Restate, word for word, each record that follows.

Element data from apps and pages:
--------------------

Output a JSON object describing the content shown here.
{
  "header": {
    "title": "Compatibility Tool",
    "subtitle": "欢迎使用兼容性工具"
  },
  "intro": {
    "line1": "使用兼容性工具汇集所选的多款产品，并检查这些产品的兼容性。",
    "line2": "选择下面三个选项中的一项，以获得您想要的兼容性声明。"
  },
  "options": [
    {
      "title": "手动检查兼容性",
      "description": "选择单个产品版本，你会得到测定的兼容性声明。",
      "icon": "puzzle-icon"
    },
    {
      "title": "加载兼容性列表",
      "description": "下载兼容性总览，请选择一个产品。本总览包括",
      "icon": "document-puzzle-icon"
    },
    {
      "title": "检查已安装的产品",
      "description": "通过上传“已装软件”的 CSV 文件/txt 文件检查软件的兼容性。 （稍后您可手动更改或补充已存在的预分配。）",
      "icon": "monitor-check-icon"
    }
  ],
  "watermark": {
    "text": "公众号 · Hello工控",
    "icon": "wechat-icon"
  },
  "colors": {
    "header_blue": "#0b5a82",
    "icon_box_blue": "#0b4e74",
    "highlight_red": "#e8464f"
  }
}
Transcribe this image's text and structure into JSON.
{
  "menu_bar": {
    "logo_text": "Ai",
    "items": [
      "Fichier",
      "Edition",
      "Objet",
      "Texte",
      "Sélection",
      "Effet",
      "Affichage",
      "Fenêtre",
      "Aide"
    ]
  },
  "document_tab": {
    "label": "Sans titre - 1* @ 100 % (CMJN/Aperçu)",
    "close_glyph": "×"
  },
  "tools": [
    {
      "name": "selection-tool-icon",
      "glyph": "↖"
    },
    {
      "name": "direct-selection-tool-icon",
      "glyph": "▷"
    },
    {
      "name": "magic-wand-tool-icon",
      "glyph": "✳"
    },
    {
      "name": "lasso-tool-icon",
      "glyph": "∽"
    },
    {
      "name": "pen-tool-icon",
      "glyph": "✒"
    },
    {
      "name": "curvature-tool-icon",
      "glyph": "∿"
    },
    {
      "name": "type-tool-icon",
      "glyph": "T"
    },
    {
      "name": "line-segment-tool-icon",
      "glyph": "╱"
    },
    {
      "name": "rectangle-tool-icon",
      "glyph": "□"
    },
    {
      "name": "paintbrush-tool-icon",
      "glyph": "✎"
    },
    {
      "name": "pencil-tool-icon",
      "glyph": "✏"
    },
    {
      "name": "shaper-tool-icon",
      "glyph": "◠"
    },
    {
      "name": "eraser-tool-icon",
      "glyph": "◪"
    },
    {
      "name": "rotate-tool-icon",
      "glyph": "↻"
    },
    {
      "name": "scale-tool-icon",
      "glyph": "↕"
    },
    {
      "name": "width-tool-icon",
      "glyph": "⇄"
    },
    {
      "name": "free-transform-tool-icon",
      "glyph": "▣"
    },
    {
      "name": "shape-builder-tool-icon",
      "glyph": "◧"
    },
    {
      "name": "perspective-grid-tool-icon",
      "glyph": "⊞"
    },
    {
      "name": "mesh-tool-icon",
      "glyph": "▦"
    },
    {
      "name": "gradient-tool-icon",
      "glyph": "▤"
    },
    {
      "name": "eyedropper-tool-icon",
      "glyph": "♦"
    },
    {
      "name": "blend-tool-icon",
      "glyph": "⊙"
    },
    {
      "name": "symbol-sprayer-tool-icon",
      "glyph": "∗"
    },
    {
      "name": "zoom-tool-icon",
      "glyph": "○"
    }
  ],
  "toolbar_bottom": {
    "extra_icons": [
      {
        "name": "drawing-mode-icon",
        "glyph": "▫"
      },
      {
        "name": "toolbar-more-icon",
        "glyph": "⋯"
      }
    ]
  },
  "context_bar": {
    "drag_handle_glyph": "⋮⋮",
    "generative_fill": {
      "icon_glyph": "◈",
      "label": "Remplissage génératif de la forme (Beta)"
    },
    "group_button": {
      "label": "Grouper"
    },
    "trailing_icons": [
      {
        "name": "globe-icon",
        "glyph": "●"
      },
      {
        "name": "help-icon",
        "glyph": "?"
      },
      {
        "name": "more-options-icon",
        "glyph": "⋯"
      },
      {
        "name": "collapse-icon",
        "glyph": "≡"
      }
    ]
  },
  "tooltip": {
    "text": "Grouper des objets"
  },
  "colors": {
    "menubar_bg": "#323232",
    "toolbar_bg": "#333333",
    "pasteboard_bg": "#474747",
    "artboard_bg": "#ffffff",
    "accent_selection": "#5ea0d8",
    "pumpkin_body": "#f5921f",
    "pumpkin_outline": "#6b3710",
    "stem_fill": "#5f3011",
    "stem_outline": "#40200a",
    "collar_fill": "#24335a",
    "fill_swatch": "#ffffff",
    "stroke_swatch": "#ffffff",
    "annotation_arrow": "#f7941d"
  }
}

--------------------

** Task solution **
Output a JSON object describing the content shown here.
{
  "header": {
    "title": "Compatibility Tool",
    "subtitle": "欢迎使用兼容性工具"
  },
  "intro": {
    "line1": "使用兼容性工具汇集所选的多款产品，并检查这些产品的兼容性。",
    "line2": "选择下面三个选项中的一项，以获得您想要的兼容性声明。"
  },
  "options": [
    {
      "title": "手动检查兼容性",
      "description": "选择单个产品版本，你会得到测定的兼容性声明。",
      "icon": "puzzle-icon"
    },
    {
      "title": "加载兼容性列表",
      "description": "下载兼容性总览，请选择一个产品。本总览包括",
      "icon": "document-puzzle-icon"
    },
    {
      "title": "检查已安装的产品",
      "description": "通过上传“已装软件”的 CSV 文件/txt 文件检查软件的兼容性。 （稍后您可手动更改或补充已存在的预分配。）",
      "icon": "monitor-check-icon"
    }
  ],
  "watermark": {
    "text": "公众号 · Hello工控",
    "icon": "wechat-icon"
  },
  "colors": {
    "header_blue": "#0b5a82",
    "icon_box_blue": "#0b4e74",
    "highlight_red": "#e8464f"
  }
}
Transcribe this image's text and structure into JSON.
{
  "menu_bar": {
    "logo_text": "Ai",
    "items": [
      "Fichier",
      "Edition",
      "Objet",
      "Texte",
      "Sélection",
      "Effet",
      "Affichage",
      "Fenêtre",
      "Aide"
    ]
  },
  "document_tab": {
    "label": "Sans titre - 1* @ 100 % (CMJN/Aperçu)",
    "close_glyph": "×"
  },
  "tools": [
    {
      "name": "selection-tool-icon",
      "glyph": "↖"
    },
    {
      "name": "direct-selection-tool-icon",
      "glyph": "▷"
    },
    {
      "name": "magic-wand-tool-icon",
      "glyph": "✳"
    },
    {
      "name": "lasso-tool-icon",
      "glyph": "∽"
    },
    {
      "name": "pen-tool-icon",
      "glyph": "✒"
    },
    {
      "name": "curvature-tool-icon",
      "glyph": "∿"
    },
    {
      "name": "type-tool-icon",
      "glyph": "T"
    },
    {
      "name": "line-segment-tool-icon",
      "glyph": "╱"
    },
    {
      "name": "rectangle-tool-icon",
      "glyph": "□"
    },
    {
      "name": "paintbrush-tool-icon",
      "glyph": "✎"
    },
    {
      "name": "pencil-tool-icon",
      "glyph": "✏"
    },
    {
      "name": "shaper-tool-icon",
      "glyph": "◠"
    },
    {
      "name": "eraser-tool-icon",
      "glyph": "◪"
    },
    {
      "name": "rotate-tool-icon",
      "glyph": "↻"
    },
    {
      "name": "scale-tool-icon",
      "glyph": "↕"
    },
    {
      "name": "width-tool-icon",
      "glyph": "⇄"
    },
    {
      "name": "free-transform-tool-icon",
      "glyph": "▣"
    },
    {
      "name": "shape-builder-tool-icon",
      "glyph": "◧"
    },
    {
      "name": "perspective-grid-tool-icon",
      "glyph": "⊞"
    },
    {
      "name": "mesh-tool-icon",
      "glyph": "▦"
    },
    {
      "name": "gradient-tool-icon",
      "glyph": "▤"
    },
    {
      "name": "eyedropper-tool-icon",
      "glyph": "♦"
    },
    {
      "name": "blend-tool-icon",
      "glyph": "⊙"
    },
    {
      "name": "symbol-sprayer-tool-icon",
      "glyph": "∗"
    },
    {
      "name": "zoom-tool-icon",
      "glyph": "○"
    }
  ],
  "toolbar_bottom": {
    "extra_icons": [
      {
        "name": "drawing-mode-icon",
        "glyph": "▫"
      },
      {
        "name": "toolbar-more-icon",
        "glyph": "⋯"
      }
    ]
  },
  "context_bar": {
    "drag_handle_glyph": "⋮⋮",
    "generative_fill": {
      "icon_glyph": "◈",
      "label": "Remplissage génératif de la forme (Beta)"
    },
    "group_button": {
      "label": "Grouper"
    },
    "trailing_icons": [
      {
        "name": "globe-icon",
        "glyph": "●"
      },
      {
        "name": "help-icon",
        "glyph": "?"
      },
      {
        "name": "more-options-icon",
        "glyph": "⋯"
      },
      {
        "name": "collapse-icon",
        "glyph": "≡"
      }
    ]
  },
  "tooltip": {
    "text": "Grouper des objets"
  },
  "colors": {
    "menubar_bg": "#323232",
    "toolbar_bg": "#333333",
    "pasteboard_bg": "#474747",
    "artboard_bg": "#ffffff",
    "accent_selection": "#5ea0d8",
    "pumpkin_body": "#f5921f",
    "pumpkin_outline": "#6b3710",
    "stem_fill": "#5f3011",
    "stem_outline": "#40200a",
    "collar_fill": "#24335a",
    "fill_swatch": "#ffffff",
    "stroke_swatch": "#ffffff",
    "annotation_arrow": "#f7941d"
  }
}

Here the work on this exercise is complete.